How USPS Came to Overstate Its Pandemic Fallout
The pandemic's impact on the Postal Service has not been nearly as dramatic as the agency once feared.
The U.S. Postal Service used its “professional judgment” in predicting massive financial losses as a result of the pandemic that in reality never played out as dramatically as the mailing agency had expected, a watchdog has found.
The processes USPS used to make its calculations were inherently ad hoc and based on assumptions with little historic precedent, the agency’s inspector general found in a report on Wednesday. That led postal management to forecast precipitous declines in mail and package volume and corresponding calamitous drops in revenue. To date, however, USPS has earned more revenue than the same period before the COVID-19 pandemic began.
The better-than-expected results were driven in large part by skyrocketing package business as ecommerce sales grew while Americans remained at home, though regular mail volume has not declined as much as management had anticipated. Mail volume was down 27% in April 2020 compared to April 2019, but the declines were less severe in the months that followed. At the outset of the pandemic, the Postal Service projected its fiscal 2020 revenue could dip to as low as $67 billion. In reality, it took in more than $73 billion.
“Although no organization could accurately estimate the full impact of the pandemic, these trends suggest mail and package volume and revenue may not be permanently impacted to the extent that the Postal Service projected in its scenarios,” the inspector general said. The watchdog added that because the pandemic is ongoing, it is still too soon to make any definitive conclusions.
The IG faulted USPS for failing to document its processes for making its assumptions. Postal management spoke to its largest customers who said they expected to use the mail less as a result of the pandemic, for example, which affected the agency’s projections. It never recorded its takeaways from those conversations or indicated how they impacted its forecasts. Management was “unable to provide a documented methodology that included specific steps and assumptions they applied to determine volume projections,” the IG said.
In April, the Postal Service asked Congress for $75 billion in relief, citing the effects of the pandemic. Postal officials said at the time the agency was dealing with liquidity issues that would soon impact its ability to operate, though they later revised those estimates. Some members of Congress cited the agency’s turnaround in suggesting its management was being overdramatic with its requests. To date, lawmakers have provided $10 billion, though Postmaster General Louis DeJoy has indicated he will seek further investment in the near future.

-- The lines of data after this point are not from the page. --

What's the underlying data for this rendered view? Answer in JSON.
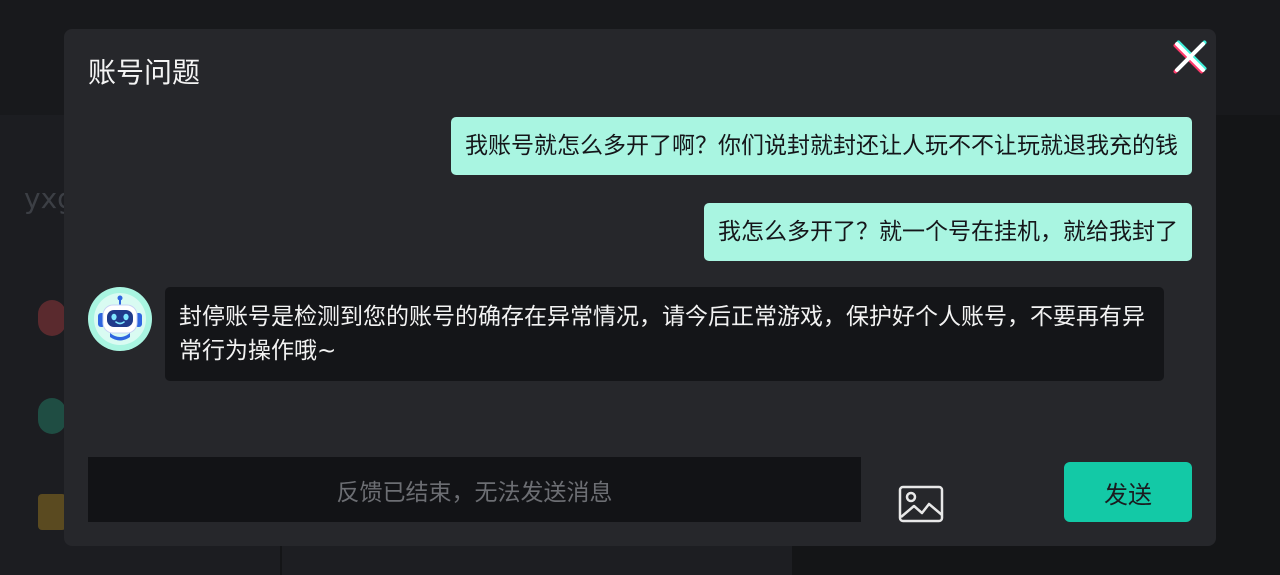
{
  "background": {
    "partial_text": "yxg"
  },
  "dialog": {
    "title": "账号问题",
    "messages": [
      {
        "sender": "user",
        "text": "我账号就怎么多开了啊？你们说封就封还让人玩不不让玩就退我充的钱"
      },
      {
        "sender": "user",
        "text": "我怎么多开了？就一个号在挂机，就给我封了"
      },
      {
        "sender": "bot",
        "text": "封停账号是检测到您的账号的确存在异常情况，请今后正常游戏，保护好个人账号，不要再有异常行为操作哦~"
      }
    ],
    "input_placeholder": "反馈已结束，无法发送消息",
    "send_label": "发送"
  },
  "colors": {
    "dialog_bg": "#26272b",
    "user_bubble": "#a9f5e1",
    "bot_bubble": "#141518",
    "accent": "#13c9a6"
  },
  "icons": {
    "close": "close-icon",
    "avatar": "robot-avatar-icon",
    "image": "image-icon"
  }
}
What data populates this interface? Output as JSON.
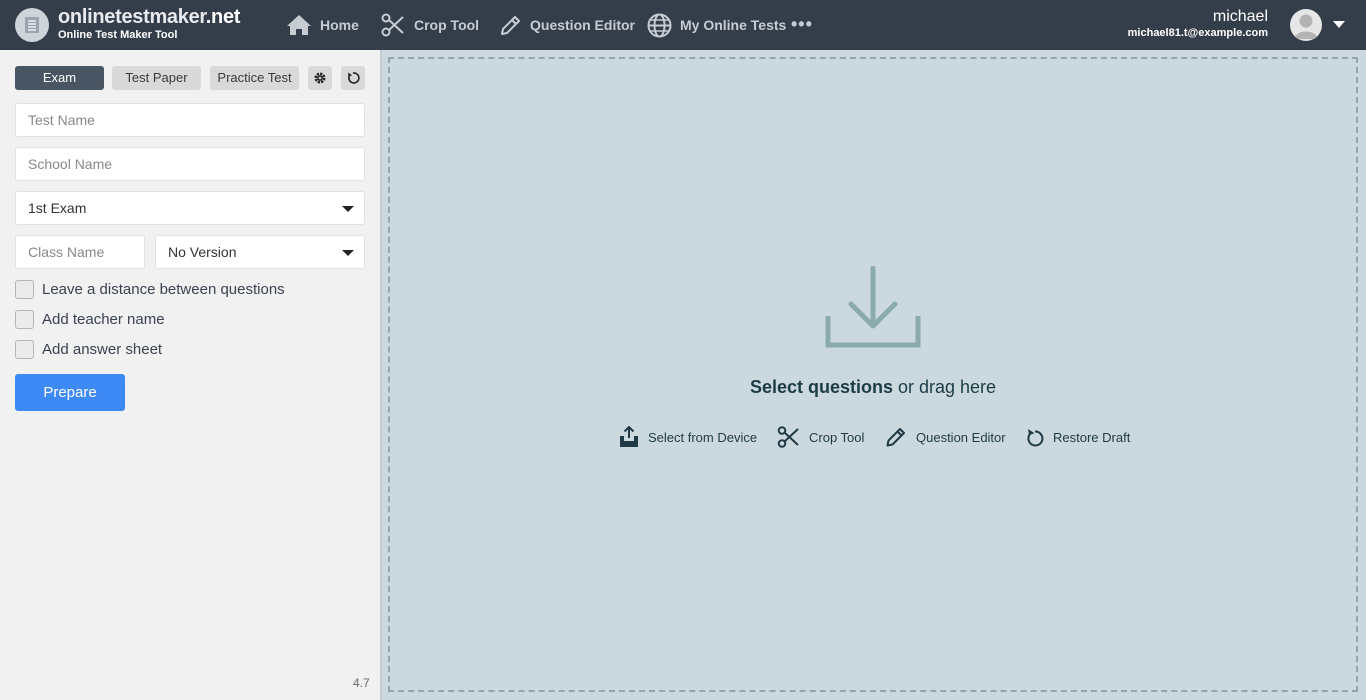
{
  "header": {
    "logo_main_a": "onlinetestmaker",
    "logo_main_b": ".net",
    "logo_sub": "Online Test Maker Tool",
    "nav": [
      {
        "label": "Home",
        "icon": "home-icon"
      },
      {
        "label": "Crop Tool",
        "icon": "scissors-icon"
      },
      {
        "label": "Question Editor",
        "icon": "pencil-icon"
      },
      {
        "label": "My Online Tests",
        "icon": "globe-icon"
      }
    ],
    "more": "•••",
    "user": {
      "name": "michael",
      "email": "michael81.t@example.com"
    }
  },
  "sidebar": {
    "modes": [
      {
        "label": "Exam",
        "active": true
      },
      {
        "label": "Test Paper",
        "active": false
      },
      {
        "label": "Practice Test",
        "active": false
      }
    ],
    "test_name_placeholder": "Test Name",
    "school_name_placeholder": "School Name",
    "exam_select_value": "1st Exam",
    "class_name_placeholder": "Class Name",
    "version_select_value": "No Version",
    "checkboxes": [
      {
        "label": "Leave a distance between questions",
        "checked": false
      },
      {
        "label": "Add teacher name",
        "checked": false
      },
      {
        "label": "Add answer sheet",
        "checked": false
      }
    ],
    "prepare_label": "Prepare",
    "version_number": "4.7"
  },
  "dropzone": {
    "title_bold": "Select questions",
    "title_rest": " or drag here",
    "actions": [
      {
        "label": "Select from Device",
        "icon": "upload-tray-icon"
      },
      {
        "label": "Crop Tool",
        "icon": "scissors-icon"
      },
      {
        "label": "Question Editor",
        "icon": "pencil-icon"
      },
      {
        "label": "Restore Draft",
        "icon": "restore-icon"
      }
    ]
  },
  "colors": {
    "topbar": "#343e4b",
    "accent": "#3d8af7",
    "dropzone": "#cbd9de"
  }
}
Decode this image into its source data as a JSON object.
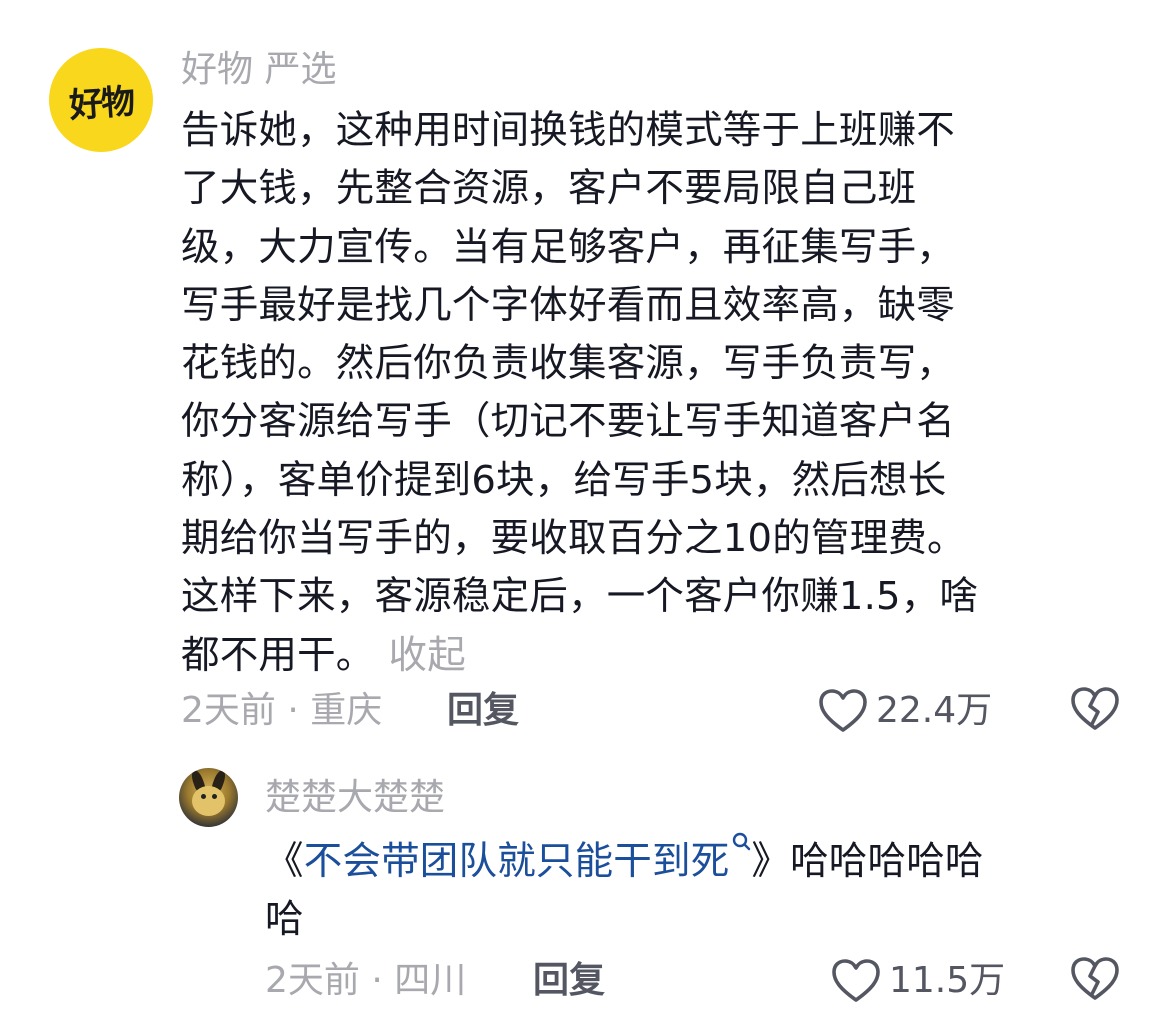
{
  "comment_main": {
    "avatar_text": "好物",
    "username": "好物 严选",
    "body_lines": [
      "告诉她，这种用时间换钱的模式等于上班赚不",
      "了大钱，先整合资源，客户不要局限自己班",
      "级，大力宣传。当有足够客户，再征集写手，",
      "写手最好是找几个字体好看而且效率高，缺零",
      "花钱的。然后你负责收集客源，写手负责写，",
      "你分客源给写手（切记不要让写手知道客户名",
      "称），客单价提到6块，给写手5块，然后想长",
      "期给你当写手的，要收取百分之10的管理费。",
      "这样下来，客源稳定后，一个客户你赚1.5，啥",
      "都不用干。"
    ],
    "collapse_label": "收起",
    "time_location": "2天前 · 重庆",
    "reply_label": "回复",
    "like_count": "22.4万"
  },
  "comment_reply": {
    "username": "楚楚大楚楚",
    "body_prefix": "《",
    "topic_link": "不会带团队就只能干到死",
    "body_suffix_line1": "》哈哈哈哈哈",
    "body_line2": "哈",
    "time_location": "2天前 · 四川",
    "reply_label": "回复",
    "like_count": "11.5万"
  },
  "colors": {
    "text_primary": "#161823",
    "text_secondary": "#a8a9ae",
    "text_action": "#545762",
    "link": "#1c4f9b",
    "avatar_bg": "#f9d71c"
  },
  "icons": {
    "like": "heart-outline-icon",
    "dislike": "broken-heart-icon",
    "search": "search-icon"
  }
}
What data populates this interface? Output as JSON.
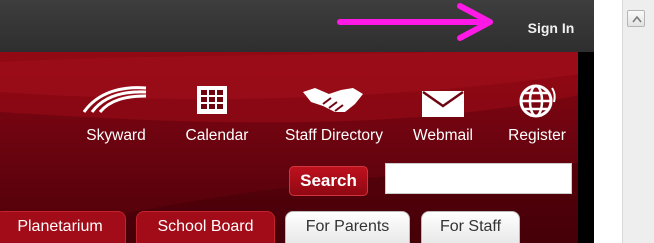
{
  "header": {
    "sign_in_label": "Sign In"
  },
  "quick_links": [
    {
      "label": "Skyward",
      "icon": "skyward-icon"
    },
    {
      "label": "Calendar",
      "icon": "calendar-icon"
    },
    {
      "label": "Staff Directory",
      "icon": "handshake-icon"
    },
    {
      "label": "Webmail",
      "icon": "envelope-icon"
    },
    {
      "label": "Register",
      "icon": "globe-icon"
    }
  ],
  "search": {
    "button_label": "Search",
    "value": ""
  },
  "tabs": [
    {
      "label": "Planetarium",
      "style": "red"
    },
    {
      "label": "School Board",
      "style": "red"
    },
    {
      "label": "For Parents",
      "style": "white"
    },
    {
      "label": "For Staff",
      "style": "white"
    }
  ],
  "annotation": {
    "arrow_color": "#ff19e6"
  },
  "colors": {
    "banner": "#850710",
    "topbar": "#353535",
    "tab_red": "#a20b18",
    "text": "#ffffff"
  }
}
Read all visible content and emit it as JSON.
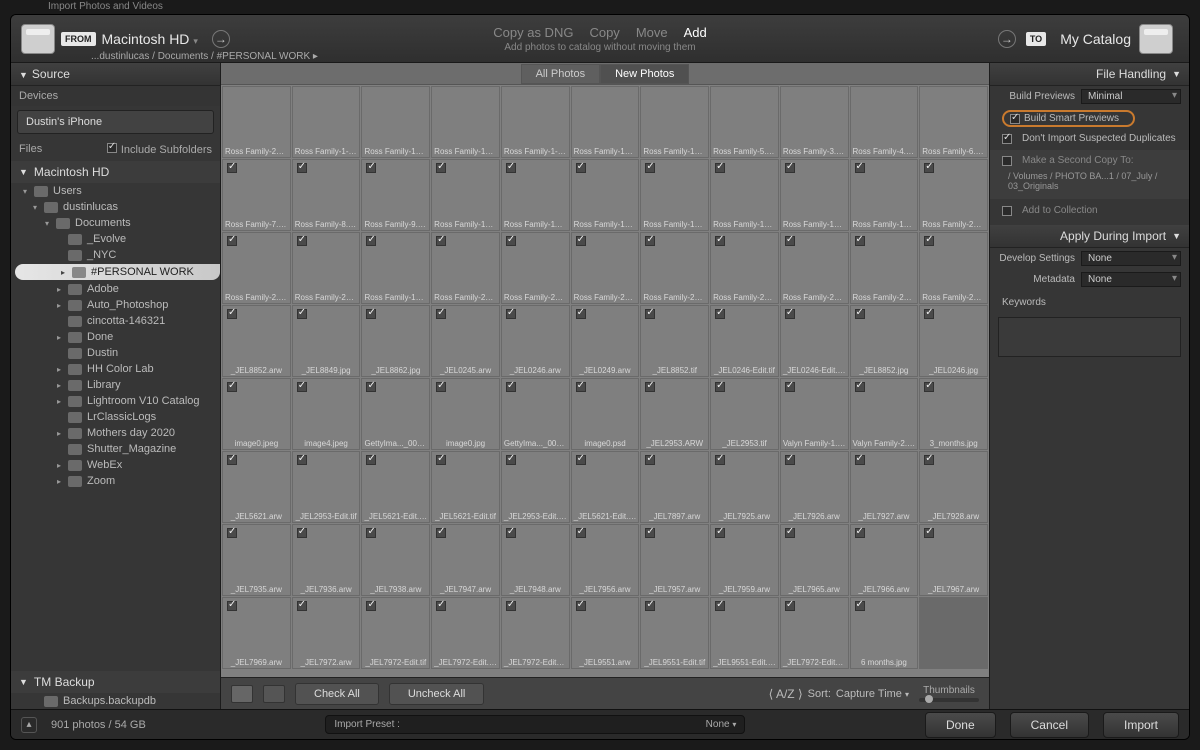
{
  "window_title": "Import Photos and Videos",
  "topbar": {
    "from_badge": "FROM",
    "to_badge": "TO",
    "source_volume": "Macintosh HD",
    "dest_catalog": "My Catalog",
    "breadcrumb": "...dustinlucas / Documents / #PERSONAL WORK ▸",
    "modes": [
      "Copy as DNG",
      "Copy",
      "Move",
      "Add"
    ],
    "mode_selected": 3,
    "subtitle": "Add photos to catalog without moving them"
  },
  "source_panel": {
    "title": "Source",
    "devices_label": "Devices",
    "device": "Dustin's iPhone",
    "files_label": "Files",
    "include_subfolders": "Include Subfolders",
    "volume": "Macintosh HD",
    "tree": [
      {
        "l": 0,
        "t": "▾",
        "n": "Users"
      },
      {
        "l": 1,
        "t": "▾",
        "n": "dustinlucas"
      },
      {
        "l": 2,
        "t": "▾",
        "n": "Documents"
      },
      {
        "l": 3,
        "t": "",
        "n": "_Evolve"
      },
      {
        "l": 3,
        "t": "",
        "n": "_NYC"
      },
      {
        "l": 3,
        "t": "▸",
        "n": "#PERSONAL WORK",
        "sel": true
      },
      {
        "l": 3,
        "t": "▸",
        "n": "Adobe"
      },
      {
        "l": 3,
        "t": "▸",
        "n": "Auto_Photoshop"
      },
      {
        "l": 3,
        "t": "",
        "n": "cincotta-146321"
      },
      {
        "l": 3,
        "t": "▸",
        "n": "Done"
      },
      {
        "l": 3,
        "t": "",
        "n": "Dustin"
      },
      {
        "l": 3,
        "t": "▸",
        "n": "HH Color Lab"
      },
      {
        "l": 3,
        "t": "▸",
        "n": "Library"
      },
      {
        "l": 3,
        "t": "▸",
        "n": "Lightroom V10 Catalog"
      },
      {
        "l": 3,
        "t": "",
        "n": "LrClassicLogs"
      },
      {
        "l": 3,
        "t": "▸",
        "n": "Mothers day 2020"
      },
      {
        "l": 3,
        "t": "",
        "n": "Shutter_Magazine"
      },
      {
        "l": 3,
        "t": "▸",
        "n": "WebEx"
      },
      {
        "l": 3,
        "t": "▸",
        "n": "Zoom"
      }
    ],
    "volume2": "TM Backup",
    "volume2_item": "Backups.backupdb"
  },
  "grid": {
    "tab_all": "All Photos",
    "tab_new": "New Photos",
    "check_all": "Check All",
    "uncheck_all": "Uncheck All",
    "sort_label": "Sort:",
    "sort_value": "Capture Time",
    "thumbs_label": "Thumbnails",
    "files": [
      "Ross Family-29.arw",
      "Ross Family-1-Edit.tif",
      "Ross Family-15-Edit.tif",
      "Ross Family-13-Edit.tif",
      "Ross Family-1-Edit.jpg",
      "Ross Family-13-Edit.jpg",
      "Ross Family-15-Edit.jpg",
      "Ross Family-5.jpg",
      "Ross Family-3.jpg",
      "Ross Family-4.jpg",
      "Ross Family-6.jpg",
      "Ross Family-7.jpg",
      "Ross Family-8.jpg",
      "Ross Family-9.jpg",
      "Ross Family-10.jpg",
      "Ross Family-11.jpg",
      "Ross Family-12.jpg",
      "Ross Family-13.jpg",
      "Ross Family-17.jpg",
      "Ross Family-18.jpg",
      "Ross Family-19.jpg",
      "Ross Family-20.jpg",
      "Ross Family-2.jpg",
      "Ross Family-21.jpg",
      "Ross Family-14.jpg",
      "Ross Family-22.jpg",
      "Ross Family-23.jpg",
      "Ross Family-24.jpg",
      "Ross Family-25.jpg",
      "Ross Family-26.jpg",
      "Ross Family-27.jpg",
      "Ross Family-28.jpg",
      "Ross Family-29.jpg",
      "_JEL8852.arw",
      "_JEL8849.jpg",
      "_JEL8862.jpg",
      "_JEL0245.arw",
      "_JEL0246.arw",
      "_JEL0249.arw",
      "_JEL8852.tif",
      "_JEL0246-Edit.tif",
      "_JEL0246-Edit.jpg",
      "_JEL8852.jpg",
      "_JEL0246.jpg",
      "image0.jpeg",
      "image4.jpeg",
      "GettyIma..._00894.jpg",
      "image0.jpg",
      "GettyIma..._00894.jpg",
      "image0.psd",
      "_JEL2953.ARW",
      "_JEL2953.tif",
      "Valyn Family-1.jpg",
      "Valyn Family-2.jpg",
      "3_months.jpg",
      "_JEL5621.arw",
      "_JEL2953-Edit.tif",
      "_JEL5621-Edit.jpg",
      "_JEL5621-Edit.tif",
      "_JEL2953-Edit.jpg",
      "_JEL5621-Edit.jpg",
      "_JEL7897.arw",
      "_JEL7925.arw",
      "_JEL7926.arw",
      "_JEL7927.arw",
      "_JEL7928.arw",
      "_JEL7935.arw",
      "_JEL7936.arw",
      "_JEL7938.arw",
      "_JEL7947.arw",
      "_JEL7948.arw",
      "_JEL7956.arw",
      "_JEL7957.arw",
      "_JEL7959.arw",
      "_JEL7965.arw",
      "_JEL7966.arw",
      "_JEL7967.arw",
      "_JEL7969.arw",
      "_JEL7972.arw",
      "_JEL7972-Edit.tif",
      "_JEL7972-Edit.jpg",
      "_JEL7972-Edit_1.jpg",
      "_JEL9551.arw",
      "_JEL9551-Edit.tif",
      "_JEL9551-Edit.jpg",
      "_JEL7972-Edit_2.jpg",
      "6 months.jpg",
      ""
    ]
  },
  "right": {
    "file_handling_title": "File Handling",
    "build_previews_label": "Build Previews",
    "build_previews_value": "Minimal",
    "smart_previews": "Build Smart Previews",
    "no_dupes": "Don't Import Suspected Duplicates",
    "second_copy": "Make a Second Copy To:",
    "second_copy_path": "/ Volumes / PHOTO BA...1 / 07_July / 03_Originals",
    "add_collection": "Add to Collection",
    "apply_title": "Apply During Import",
    "develop_label": "Develop Settings",
    "develop_value": "None",
    "metadata_label": "Metadata",
    "metadata_value": "None",
    "keywords_label": "Keywords"
  },
  "footer": {
    "status": "901 photos / 54 GB",
    "preset_label": "Import Preset :",
    "preset_value": "None",
    "btn_done": "Done",
    "btn_cancel": "Cancel",
    "btn_import": "Import"
  }
}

Postal management has stressed that it does not expect its good fortune on package volume to continue as Americans begin to feel safer returning to stores. Growth in package volume also comes with its own set of problems, as it is more labor intensive and therefore costlier relative to regular mail. Despite the bit of positive news, USPS remains in a precarious financial situation. And while its finances have not suffered as much as anticipated, postal operations have suffered significantly as employee unavailability and other factors have created unprecedented mail delays.
The auditors said that going forward, USPS should create a process outlining specific steps it will take to make assumptions in the event of a catastrophic or unanticipated event. Management said it has already established a process to use econometric models and qualitative information during such events, but agreed to make a more formal checklist for its forecasts. It also agreed with the IG’s recommendation to issue an after-action report following the conclusion of the pandemic to evaluate its own actions.